Five cities, two MLS expansion opportunities; let’s rank the contestants
The race for MLS expansion slots is always fluid, and the darn thing can swing mightily on very little notice.
But for now there seem to be five cities in the running to become MLS clubs Nos. 23 and 24.
In reality, it seems that Atlanta has a big lead on the field, which means there is probably, realistically, just one opening. Not only is Atlanta the largest TV market not currently represented in MLS, the ownership group has ample financial heft, and this MLS push into the American southeast still seems to have legs.
Based on Don Garber’s latest public thoughts, gathered during Thursday’s conference call as the MLS commissioner went over the Chivas USA transfer, and also based on no small amount of guesswork and conjecture, here’s what it looks like in terms of chances, best to worst:
1. Atlanta: MLS owners seem bullish on this one – and ultimately, it’s the owners making big decisions, not necessarily Garber and other league suits in New York. Atlanta’s efforts are all about Atlanta Falcons owner Arthur Blank and his plans for a domed stadium downtown. (Yes, another dome, which probably means more artificial turf. Sigh.)
2. Minnesota: There are two potential scenarios here, one similar to Atlanta’s and another to build a soccer ground downtown, near where Major League Baseball’s Twins play. Atlanta (8th) is the largest TV market among this field, but this is the next largest at No. 15.
3. Sacramento: Sacramento’s Republic FC will soon debut in USL Pro, and team officials, along with substantial regional support, are driving aggressively toward a goal of getting promoted to MLS.

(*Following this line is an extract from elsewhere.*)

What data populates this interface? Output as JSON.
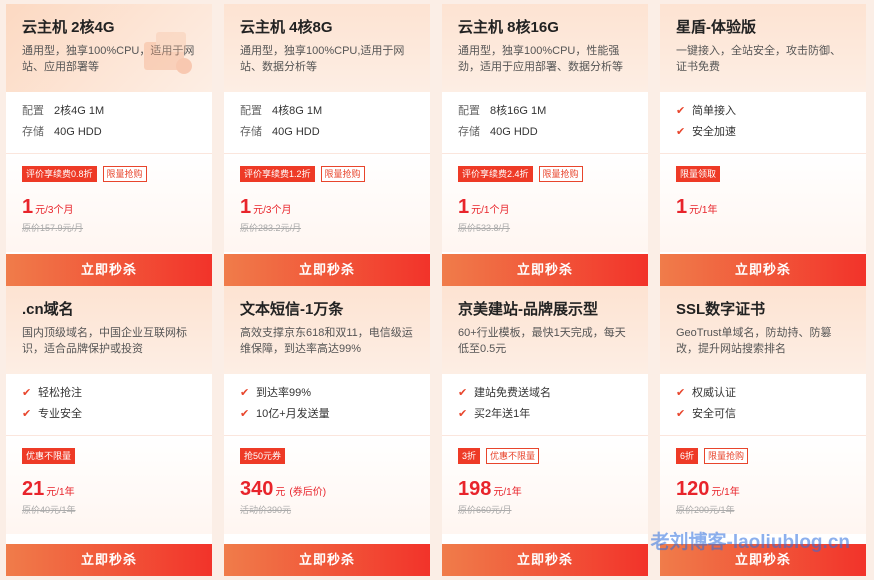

4. San Antonio: A third team in Texas might seem unlikely, given the lack of a footprint in other areas of the country. But city officials have worked toward the goal for years and keep gaining traction. A recently opened, 8,000-seat soccer stadium for the San Antonio Scorpions certainly doesn’t hurt.
5. San Diego / St. Louis: Ok, this is cheating. I promised five … and weaseled out with six. Thing is, both are attractive markets, although for different reasons, but neither has a lead on the kind of ownership this thing would take, so it’s all theoretical anyway.